STEFANOVIC: Richard, why don't you just produce the manifests, the flight schedules? I'm mindful of security, but seven and a half thousand dollars a day, you can probably just explain how many flights you've taken. That has nothing to do with security. Just give us the schedule.
MARLES: Well, to be honest, where we’re at now, my preference would be to have all of that out there, because that would make things much clearer. But there is a genuine security issue here. I mean, there are patterns of behavior which get–
STEFANOVIC: But you can say how many flights that you’ve taken?
MARLES: Well, the information that we've put out there does provide the number of hours. But obviously the manifests give rise to patterns of behaviour which then do create a target. But let me also be clear about this, Karl, the reason why this is also in the media is because we've released information about these flights.

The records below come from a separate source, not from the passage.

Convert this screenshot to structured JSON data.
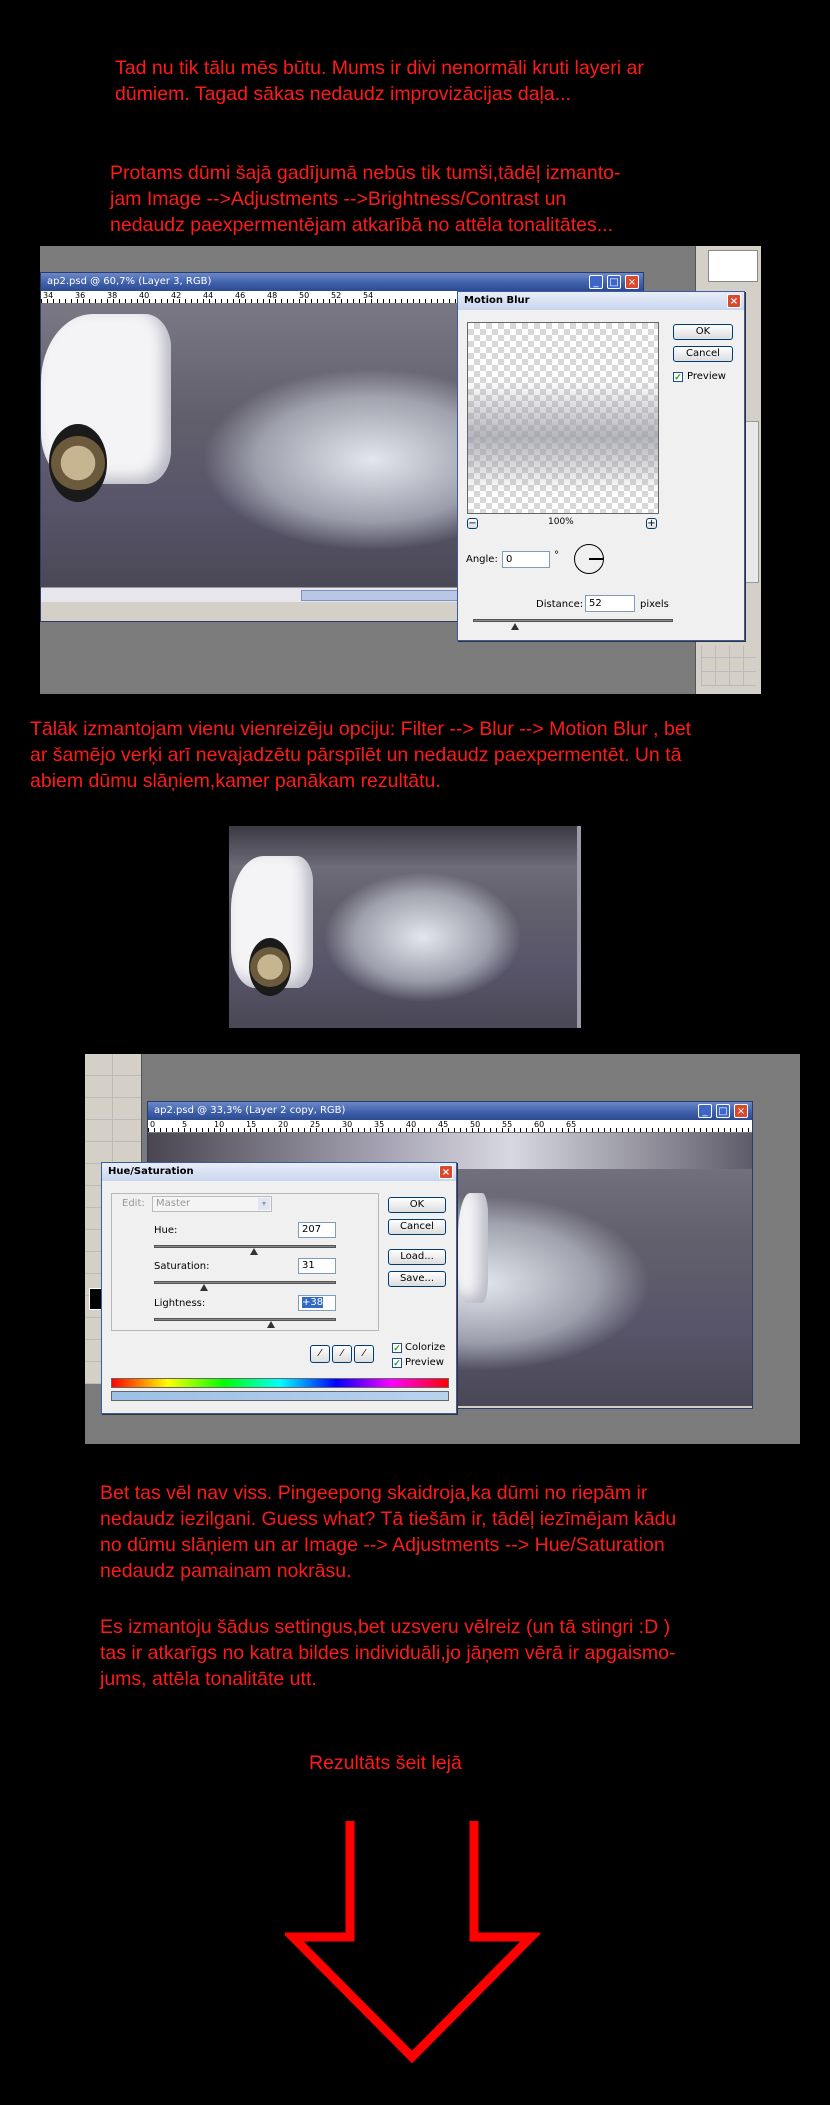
{
  "paragraphs": {
    "p1": [
      "Tad nu tik tālu mēs būtu. Mums ir divi nenormāli kruti layeri ar",
      "dūmiem. Tagad sākas nedaudz improvizācijas daļa..."
    ],
    "p2": [
      "Protams dūmi šajā gadījumā nebūs tik tumši,tādēļ izmanto-",
      "jam Image -->Adjustments -->Brightness/Contrast un",
      "nedaudz paexpermentējam atkarībā no attēla tonalitātes..."
    ],
    "p3": [
      "Tālāk izmantojam vienu vienreizēju opciju: Filter --> Blur --> Motion Blur , bet",
      "ar šamējo verķi arī nevajadzētu pārspīlēt un nedaudz paexpermentēt. Un tā",
      "abiem dūmu slāņiem,kamer panākam rezultātu."
    ],
    "p4": [
      "Bet tas vēl nav viss. Pingeepong skaidroja,ka dūmi no riepām ir",
      "nedaudz iezilgani. Guess what? Tā tiešām ir, tādēļ iezīmējam kādu",
      "no dūmu slāņiem un ar Image --> Adjustments --> Hue/Saturation",
      "nedaudz pamainam nokrāsu."
    ],
    "p5": [
      "Es izmantoju šādus settingus,bet uzsveru vēlreiz (un tā stingri :D )",
      "tas ir atkarīgs no katra bildes individuāli,jo jāņem vērā ir apgaismo-",
      "jums, attēla tonalitāte utt."
    ],
    "p6": "Rezultāts šeit lejā"
  },
  "screenshot1": {
    "window_title": "ap2.psd @ 60,7% (Layer 3, RGB)",
    "ruler_ticks": [
      "34",
      "36",
      "38",
      "40",
      "42",
      "44",
      "46",
      "48",
      "50",
      "52",
      "54"
    ],
    "dialog": {
      "title": "Motion Blur",
      "ok": "OK",
      "cancel": "Cancel",
      "preview_label": "Preview",
      "preview_checked": true,
      "zoom": "100%",
      "zoom_out": "−",
      "zoom_in": "+",
      "angle_label": "Angle:",
      "angle_value": "0",
      "angle_unit": "°",
      "distance_label": "Distance:",
      "distance_value": "52",
      "distance_unit": "pixels"
    }
  },
  "screenshot3": {
    "window_title": "ap2.psd @ 33,3% (Layer 2 copy, RGB)",
    "ruler_ticks": [
      "0",
      "5",
      "10",
      "15",
      "20",
      "25",
      "30",
      "35",
      "40",
      "45",
      "50",
      "55",
      "60",
      "65"
    ],
    "dialog": {
      "title": "Hue/Saturation",
      "edit_label": "Edit:",
      "edit_value": "Master",
      "hue_label": "Hue:",
      "hue_value": "207",
      "saturation_label": "Saturation:",
      "saturation_value": "31",
      "lightness_label": "Lightness:",
      "lightness_value": "+38",
      "ok": "OK",
      "cancel": "Cancel",
      "load": "Load...",
      "save": "Save...",
      "colorize_label": "Colorize",
      "colorize_checked": true,
      "preview_label": "Preview",
      "preview_checked": true
    }
  },
  "colors": {
    "text": "#ff1a1a",
    "arrow": "#ff0000",
    "background": "#000000"
  },
  "icons": [
    "minimize-icon",
    "maximize-icon",
    "close-icon",
    "eyedropper-icon",
    "eyedropper-plus-icon",
    "eyedropper-minus-icon",
    "down-arrow-graphic"
  ]
}
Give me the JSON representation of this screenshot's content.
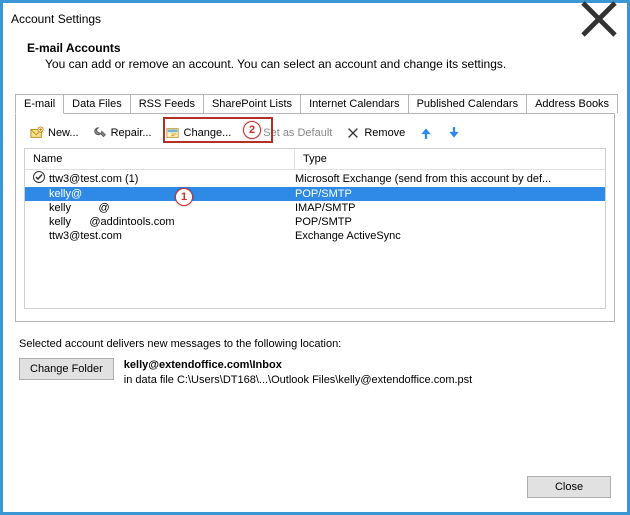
{
  "window": {
    "title": "Account Settings"
  },
  "header": {
    "title": "E-mail Accounts",
    "subtitle": "You can add or remove an account. You can select an account and change its settings."
  },
  "tabs": [
    {
      "label": "E-mail"
    },
    {
      "label": "Data Files"
    },
    {
      "label": "RSS Feeds"
    },
    {
      "label": "SharePoint Lists"
    },
    {
      "label": "Internet Calendars"
    },
    {
      "label": "Published Calendars"
    },
    {
      "label": "Address Books"
    }
  ],
  "toolbar": {
    "new": "New...",
    "repair": "Repair...",
    "change": "Change...",
    "set_default": "Set as Default",
    "remove": "Remove"
  },
  "columns": {
    "name": "Name",
    "type": "Type"
  },
  "accounts": [
    {
      "name": "ttw3@test.com (1)",
      "type": "Microsoft Exchange (send from this account by def...",
      "default": true
    },
    {
      "name": "kelly@",
      "type": "POP/SMTP",
      "selected": true
    },
    {
      "name": "kelly         @",
      "type": "IMAP/SMTP"
    },
    {
      "name": "kelly      @addintools.com",
      "type": "POP/SMTP"
    },
    {
      "name": "ttw3@test.com",
      "type": "Exchange ActiveSync"
    }
  ],
  "callouts": {
    "one": "1",
    "two": "2"
  },
  "footer": {
    "label": "Selected account delivers new messages to the following location:",
    "change_folder": "Change Folder",
    "path_bold": "kelly@extendoffice.com\\Inbox",
    "path_detail": "in data file C:\\Users\\DT168\\...\\Outlook Files\\kelly@extendoffice.com.pst"
  },
  "buttons": {
    "close": "Close"
  }
}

STEFANOVIC: All right, Pete, quickly.
MARLES: When Peter was the Minister for Defence, no information about this was released at all. Not one shred at all. And so we've actually been transparent about this.
DUTTON: Karl, the difficulty that Richard's got is that if you go back through social media, he ripped into Bronwyn Bishop at the time for spending $5,000, I think it was, on a helicopter. Well, he makes Bronnie look like completely inefficient approach to air travel. I mean, he's dispensed with the helicopter and is happy with the plane. So, if he's ripping into Bronwyn Bishop, there is a double standard that's operating here. And I think you're right to ask the question.
STEFANOVIC: Well, when you've got Bronwyn Bishop having a go at you for travel, I mean. Richard, I'm sure you'll sort it out.
DUTTON: He puts Bronnie to shame.
MARLES: I was not taking helicopters to political fundraisers.
STEFANOVIC: We’ve got to run, we’ve got to wrap.